Reproduce the data shown below exactly.

**Extracted entries:**
○ ○ ○ ○
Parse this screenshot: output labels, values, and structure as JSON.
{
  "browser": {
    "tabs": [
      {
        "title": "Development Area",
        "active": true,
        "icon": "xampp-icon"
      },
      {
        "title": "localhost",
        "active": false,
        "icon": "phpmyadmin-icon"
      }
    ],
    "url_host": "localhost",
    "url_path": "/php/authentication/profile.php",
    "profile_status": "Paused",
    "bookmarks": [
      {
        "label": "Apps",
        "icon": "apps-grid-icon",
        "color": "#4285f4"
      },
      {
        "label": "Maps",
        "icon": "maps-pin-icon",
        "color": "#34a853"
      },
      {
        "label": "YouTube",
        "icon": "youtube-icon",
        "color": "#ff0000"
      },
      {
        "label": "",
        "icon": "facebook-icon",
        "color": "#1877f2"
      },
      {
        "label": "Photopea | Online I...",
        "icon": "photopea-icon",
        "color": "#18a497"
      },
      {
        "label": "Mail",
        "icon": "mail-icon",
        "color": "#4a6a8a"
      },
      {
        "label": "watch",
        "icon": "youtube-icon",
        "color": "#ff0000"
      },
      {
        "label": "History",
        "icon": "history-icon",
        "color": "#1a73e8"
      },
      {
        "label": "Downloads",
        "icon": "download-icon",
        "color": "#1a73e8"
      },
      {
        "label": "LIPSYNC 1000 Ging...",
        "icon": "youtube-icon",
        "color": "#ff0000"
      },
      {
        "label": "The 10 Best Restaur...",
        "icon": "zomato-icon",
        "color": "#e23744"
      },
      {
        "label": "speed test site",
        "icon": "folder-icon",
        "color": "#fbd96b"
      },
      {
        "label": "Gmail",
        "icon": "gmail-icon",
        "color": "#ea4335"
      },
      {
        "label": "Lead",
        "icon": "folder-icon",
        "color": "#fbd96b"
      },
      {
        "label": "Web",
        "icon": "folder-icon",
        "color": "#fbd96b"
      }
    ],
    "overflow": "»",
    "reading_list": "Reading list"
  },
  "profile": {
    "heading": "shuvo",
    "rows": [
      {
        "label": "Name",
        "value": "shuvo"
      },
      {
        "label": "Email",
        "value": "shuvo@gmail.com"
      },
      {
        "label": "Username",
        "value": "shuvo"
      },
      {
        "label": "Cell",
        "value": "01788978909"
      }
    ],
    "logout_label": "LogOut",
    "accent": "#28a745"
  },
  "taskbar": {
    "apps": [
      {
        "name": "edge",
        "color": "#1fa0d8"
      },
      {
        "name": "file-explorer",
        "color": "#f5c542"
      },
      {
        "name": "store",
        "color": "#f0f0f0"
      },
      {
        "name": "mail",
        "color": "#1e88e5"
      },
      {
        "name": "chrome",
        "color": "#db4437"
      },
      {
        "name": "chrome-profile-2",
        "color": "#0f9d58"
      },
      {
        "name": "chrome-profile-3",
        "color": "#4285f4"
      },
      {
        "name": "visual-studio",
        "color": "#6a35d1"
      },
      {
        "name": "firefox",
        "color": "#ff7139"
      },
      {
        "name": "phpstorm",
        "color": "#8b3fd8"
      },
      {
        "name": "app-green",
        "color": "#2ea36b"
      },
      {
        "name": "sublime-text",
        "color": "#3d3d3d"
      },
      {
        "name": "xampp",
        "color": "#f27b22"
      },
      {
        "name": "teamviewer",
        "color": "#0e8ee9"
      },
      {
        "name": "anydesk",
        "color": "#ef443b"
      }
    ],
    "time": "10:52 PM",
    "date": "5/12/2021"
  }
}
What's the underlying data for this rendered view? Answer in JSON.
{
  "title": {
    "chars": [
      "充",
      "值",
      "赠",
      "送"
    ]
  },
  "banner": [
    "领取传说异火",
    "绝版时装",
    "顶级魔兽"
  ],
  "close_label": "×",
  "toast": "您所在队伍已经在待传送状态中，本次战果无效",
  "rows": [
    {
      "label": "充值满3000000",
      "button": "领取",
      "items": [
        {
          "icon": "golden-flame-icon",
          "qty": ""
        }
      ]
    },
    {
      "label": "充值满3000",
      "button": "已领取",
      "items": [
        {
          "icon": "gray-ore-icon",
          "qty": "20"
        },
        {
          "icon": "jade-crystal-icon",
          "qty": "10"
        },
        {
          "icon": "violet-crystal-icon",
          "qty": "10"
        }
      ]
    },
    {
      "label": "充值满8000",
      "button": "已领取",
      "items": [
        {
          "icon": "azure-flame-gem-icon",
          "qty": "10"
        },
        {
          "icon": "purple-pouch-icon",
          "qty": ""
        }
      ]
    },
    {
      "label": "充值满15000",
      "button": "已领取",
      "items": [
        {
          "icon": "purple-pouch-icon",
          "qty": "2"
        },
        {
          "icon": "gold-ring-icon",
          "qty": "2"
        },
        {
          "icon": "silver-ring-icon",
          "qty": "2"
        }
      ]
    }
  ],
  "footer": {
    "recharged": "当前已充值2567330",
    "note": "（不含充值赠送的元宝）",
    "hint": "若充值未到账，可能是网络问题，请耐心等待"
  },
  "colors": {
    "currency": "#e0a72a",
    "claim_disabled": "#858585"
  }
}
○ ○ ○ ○
**Answer below:**
Parse this screenshot: output labels, values, and structure as JSON.
{
  "browser": {
    "tabs": [
      {
        "title": "Development Area",
        "active": true,
        "icon": "xampp-icon"
      },
      {
        "title": "localhost",
        "active": false,
        "icon": "phpmyadmin-icon"
      }
    ],
    "url_host": "localhost",
    "url_path": "/php/authentication/profile.php",
    "profile_status": "Paused",
    "bookmarks": [
      {
        "label": "Apps",
        "icon": "apps-grid-icon",
        "color": "#4285f4"
      },
      {
        "label": "Maps",
        "icon": "maps-pin-icon",
        "color": "#34a853"
      },
      {
        "label": "YouTube",
        "icon": "youtube-icon",
        "color": "#ff0000"
      },
      {
        "label": "",
        "icon": "facebook-icon",
        "color": "#1877f2"
      },
      {
        "label": "Photopea | Online I...",
        "icon": "photopea-icon",
        "color": "#18a497"
      },
      {
        "label": "Mail",
        "icon": "mail-icon",
        "color": "#4a6a8a"
      },
      {
        "label": "watch",
        "icon": "youtube-icon",
        "color": "#ff0000"
      },
      {
        "label": "History",
        "icon": "history-icon",
        "color": "#1a73e8"
      },
      {
        "label": "Downloads",
        "icon": "download-icon",
        "color": "#1a73e8"
      },
      {
        "label": "LIPSYNC 1000 Ging...",
        "icon": "youtube-icon",
        "color": "#ff0000"
      },
      {
        "label": "The 10 Best Restaur...",
        "icon": "zomato-icon",
        "color": "#e23744"
      },
      {
        "label": "speed test site",
        "icon": "folder-icon",
        "color": "#fbd96b"
      },
      {
        "label": "Gmail",
        "icon": "gmail-icon",
        "color": "#ea4335"
      },
      {
        "label": "Lead",
        "icon": "folder-icon",
        "color": "#fbd96b"
      },
      {
        "label": "Web",
        "icon": "folder-icon",
        "color": "#fbd96b"
      }
    ],
    "overflow": "»",
    "reading_list": "Reading list"
  },
  "profile": {
    "heading": "shuvo",
    "rows": [
      {
        "label": "Name",
        "value": "shuvo"
      },
      {
        "label": "Email",
        "value": "shuvo@gmail.com"
      },
      {
        "label": "Username",
        "value": "shuvo"
      },
      {
        "label": "Cell",
        "value": "01788978909"
      }
    ],
    "logout_label": "LogOut",
    "accent": "#28a745"
  },
  "taskbar": {
    "apps": [
      {
        "name": "edge",
        "color": "#1fa0d8"
      },
      {
        "name": "file-explorer",
        "color": "#f5c542"
      },
      {
        "name": "store",
        "color": "#f0f0f0"
      },
      {
        "name": "mail",
        "color": "#1e88e5"
      },
      {
        "name": "chrome",
        "color": "#db4437"
      },
      {
        "name": "chrome-profile-2",
        "color": "#0f9d58"
      },
      {
        "name": "chrome-profile-3",
        "color": "#4285f4"
      },
      {
        "name": "visual-studio",
        "color": "#6a35d1"
      },
      {
        "name": "firefox",
        "color": "#ff7139"
      },
      {
        "name": "phpstorm",
        "color": "#8b3fd8"
      },
      {
        "name": "app-green",
        "color": "#2ea36b"
      },
      {
        "name": "sublime-text",
        "color": "#3d3d3d"
      },
      {
        "name": "xampp",
        "color": "#f27b22"
      },
      {
        "name": "teamviewer",
        "color": "#0e8ee9"
      },
      {
        "name": "anydesk",
        "color": "#ef443b"
      }
    ],
    "time": "10:52 PM",
    "date": "5/12/2021"
  }
}
What's the underlying data for this rendered view? Answer in JSON.
{
  "title": {
    "chars": [
      "充",
      "值",
      "赠",
      "送"
    ]
  },
  "banner": [
    "领取传说异火",
    "绝版时装",
    "顶级魔兽"
  ],
  "close_label": "×",
  "toast": "您所在队伍已经在待传送状态中，本次战果无效",
  "rows": [
    {
      "label": "充值满3000000",
      "button": "领取",
      "items": [
        {
          "icon": "golden-flame-icon",
          "qty": ""
        }
      ]
    },
    {
      "label": "充值满3000",
      "button": "已领取",
      "items": [
        {
          "icon": "gray-ore-icon",
          "qty": "20"
        },
        {
          "icon": "jade-crystal-icon",
          "qty": "10"
        },
        {
          "icon": "violet-crystal-icon",
          "qty": "10"
        }
      ]
    },
    {
      "label": "充值满8000",
      "button": "已领取",
      "items": [
        {
          "icon": "azure-flame-gem-icon",
          "qty": "10"
        },
        {
          "icon": "purple-pouch-icon",
          "qty": ""
        }
      ]
    },
    {
      "label": "充值满15000",
      "button": "已领取",
      "items": [
        {
          "icon": "purple-pouch-icon",
          "qty": "2"
        },
        {
          "icon": "gold-ring-icon",
          "qty": "2"
        },
        {
          "icon": "silver-ring-icon",
          "qty": "2"
        }
      ]
    }
  ],
  "footer": {
    "recharged": "当前已充值2567330",
    "note": "（不含充值赠送的元宝）",
    "hint": "若充值未到账，可能是网络问题，请耐心等待"
  },
  "colors": {
    "currency": "#e0a72a",
    "claim_disabled": "#858585"
  }
}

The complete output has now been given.